FIGS. 2 and 3 illustrate a typical prior art police baton 5 having stick 6 and a handle 7. Handle 7 comprises a brake portion or spindle 8 and a grip portion 9. Brake portion 8 is fixed relative to stick 6 while grip portion 9 can be rotated freely of stick 6. When a police officer rotates the stick 6, such as between the defensive position of FIG. 1 to an offensive position with the longer portion of the stick extending beyond the officer's hand and coaxially with his or her arm, the grasp of the middle finger, forefinger and the thumb is released or at least loosened while the ring finger and little finger maintain a firm grasp on the grip portion 9. When the officer wishes to suddenly stop the rotation, he or she exerts a grasping action on the brake portion 8 using the middle finger, forefinger and thumb. Unfortunately, as noted above, these fingers are not the strongest combination for grasping and thus braking the rotating action of the stick.
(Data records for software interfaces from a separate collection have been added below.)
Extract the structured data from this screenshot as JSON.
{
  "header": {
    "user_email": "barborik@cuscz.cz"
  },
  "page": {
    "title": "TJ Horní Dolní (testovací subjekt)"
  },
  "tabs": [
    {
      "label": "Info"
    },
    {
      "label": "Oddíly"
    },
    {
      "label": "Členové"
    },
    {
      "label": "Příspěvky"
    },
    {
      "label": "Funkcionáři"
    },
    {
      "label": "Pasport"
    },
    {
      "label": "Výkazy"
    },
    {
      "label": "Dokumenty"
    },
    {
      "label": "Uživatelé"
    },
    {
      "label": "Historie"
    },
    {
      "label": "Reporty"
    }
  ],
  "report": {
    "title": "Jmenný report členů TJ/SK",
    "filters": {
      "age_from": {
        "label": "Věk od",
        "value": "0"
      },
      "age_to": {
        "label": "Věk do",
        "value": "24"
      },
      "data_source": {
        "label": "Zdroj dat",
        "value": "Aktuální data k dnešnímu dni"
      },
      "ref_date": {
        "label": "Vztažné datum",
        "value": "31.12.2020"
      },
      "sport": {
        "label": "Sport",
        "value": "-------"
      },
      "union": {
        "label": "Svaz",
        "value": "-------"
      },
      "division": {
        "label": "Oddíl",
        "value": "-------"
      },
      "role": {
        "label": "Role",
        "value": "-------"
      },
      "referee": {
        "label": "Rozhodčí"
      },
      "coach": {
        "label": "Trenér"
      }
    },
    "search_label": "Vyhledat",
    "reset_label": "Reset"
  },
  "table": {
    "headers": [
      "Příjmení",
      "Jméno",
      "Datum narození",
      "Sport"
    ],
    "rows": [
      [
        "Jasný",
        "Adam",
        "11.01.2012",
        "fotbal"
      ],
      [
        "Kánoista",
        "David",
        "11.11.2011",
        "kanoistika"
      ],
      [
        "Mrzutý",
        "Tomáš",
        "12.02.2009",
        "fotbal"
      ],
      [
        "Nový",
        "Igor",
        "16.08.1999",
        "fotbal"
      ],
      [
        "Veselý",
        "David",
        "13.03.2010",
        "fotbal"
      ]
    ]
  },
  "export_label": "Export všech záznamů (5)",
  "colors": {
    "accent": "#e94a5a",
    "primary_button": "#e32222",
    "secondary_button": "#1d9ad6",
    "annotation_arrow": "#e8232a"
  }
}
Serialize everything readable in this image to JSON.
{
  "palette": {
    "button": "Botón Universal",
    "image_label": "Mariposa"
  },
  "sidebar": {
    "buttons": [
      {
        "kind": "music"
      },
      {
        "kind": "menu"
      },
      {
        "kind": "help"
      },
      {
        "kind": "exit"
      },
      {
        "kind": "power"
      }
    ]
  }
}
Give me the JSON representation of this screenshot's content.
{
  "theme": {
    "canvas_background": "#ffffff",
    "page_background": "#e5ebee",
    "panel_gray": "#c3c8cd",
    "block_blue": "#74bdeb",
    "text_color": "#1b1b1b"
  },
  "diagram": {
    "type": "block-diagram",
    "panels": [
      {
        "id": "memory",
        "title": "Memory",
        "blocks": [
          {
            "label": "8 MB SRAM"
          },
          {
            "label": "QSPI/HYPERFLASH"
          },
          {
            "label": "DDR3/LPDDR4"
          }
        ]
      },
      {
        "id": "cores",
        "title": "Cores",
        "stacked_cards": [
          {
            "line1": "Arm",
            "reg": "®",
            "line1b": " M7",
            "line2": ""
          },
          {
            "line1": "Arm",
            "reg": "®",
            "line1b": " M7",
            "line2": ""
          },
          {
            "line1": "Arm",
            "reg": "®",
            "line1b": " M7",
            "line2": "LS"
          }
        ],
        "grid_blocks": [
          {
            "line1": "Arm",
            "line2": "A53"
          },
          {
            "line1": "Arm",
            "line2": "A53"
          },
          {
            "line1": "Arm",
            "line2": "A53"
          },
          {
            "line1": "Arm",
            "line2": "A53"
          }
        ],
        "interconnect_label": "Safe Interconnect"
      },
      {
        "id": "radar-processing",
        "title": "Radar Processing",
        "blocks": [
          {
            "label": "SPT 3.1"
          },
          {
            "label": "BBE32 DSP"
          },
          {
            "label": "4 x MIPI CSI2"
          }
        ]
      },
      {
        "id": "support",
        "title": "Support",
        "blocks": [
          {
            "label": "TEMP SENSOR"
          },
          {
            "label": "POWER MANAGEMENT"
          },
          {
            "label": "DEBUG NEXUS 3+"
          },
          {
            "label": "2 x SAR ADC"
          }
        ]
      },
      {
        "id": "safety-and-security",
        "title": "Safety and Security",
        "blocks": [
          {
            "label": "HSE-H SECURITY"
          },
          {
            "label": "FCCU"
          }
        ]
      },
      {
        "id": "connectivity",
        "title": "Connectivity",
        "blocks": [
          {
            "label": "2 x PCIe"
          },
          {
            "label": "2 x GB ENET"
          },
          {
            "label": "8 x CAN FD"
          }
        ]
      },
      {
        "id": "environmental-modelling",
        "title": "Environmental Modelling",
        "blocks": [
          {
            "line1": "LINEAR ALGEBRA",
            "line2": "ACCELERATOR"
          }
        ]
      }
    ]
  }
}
Therefore, the officer often cannot exert sufficient force to stop the rotating stick at precisely the preferred position such as the defensive position shown in FIG. 1.

This disadvantage is solved by the present invention, a preferred embodiment of which is shown in FIGS. 4-7 to which reference will now be made.

As shown best in FIGS. 4 and 5, a preferred embodiment of a baton 10 having the features of the present invention comprises a stick 12 and an affixed handle 14. Handle 14 comprises a brake portion or spindle 16 and a grip portion 18, the latter terminating in a stop ridge 20. Spindle 16 is fixed relative to stick 12 so that any rotation of the stick will require simultaneous rotation of the spindle. On the other hand, grip portion 18 is configured to freely rotate relative to stick 12 and to brake portion 16. This independently rotatable configuration is accomplished in the manner shown in FIGS. 6 and 7. More specifically, grip portion 18 has a coaxial large diameter passage 22 and a smaller diameter coaxial passage 24 as well as bolt 26 having a head 28. Bolt 26 is threaded into spindle 16 where it interfaces with grip portion 18 in end-to-end abutting relation. Other arrangements for permitting rotation of grip portion 18 relative to spindle 16 are contemplated such as making passage 24 of a threaded smaller diameter and securing the end of bolt 26 with a nut and washer within spindle 16.

It will also be observed that unlike the prior art handle 7 of FIGS. 2 and 3, the inventive handle 14 of FIGS. 4 and 5 comprises a plurality of annular gripping ridges 15 having flat or relatively uniform diameter outer surfaces 17 and a plurality of wider recessed annular regions 19 each having an arched surface 21. The widths of the ridges 15 and recessed annular regions 19 are preferably about equal in the preferred embodiment to enhance the frictional forces between the officer's hand and the handle 14 for braking rotation of stick 12 as heretofore described.

It will be understood that because the handle 14 of the inventive baton 10 utilizes a braking portion at the proximal end of the handle as opposed to the prior art which employs the braking portion at the distal end, the braking action is implemented by the middle, ring and small fingers which are stronger in grasping than the thumb and forefinger. Therefore, the officer's control of the baton is more precise as a result of the improved handle of the present invention.

Having thus disclosed an exemplary preferred embodiment of the present invention, it will be further understood that various modifications and additions are contemplated and will now be perceived by those having knowledge of the baton art and the benefit of the teaching herein. Accordingly, the scope hereof is to be limited only by the appended claims and their equivalents.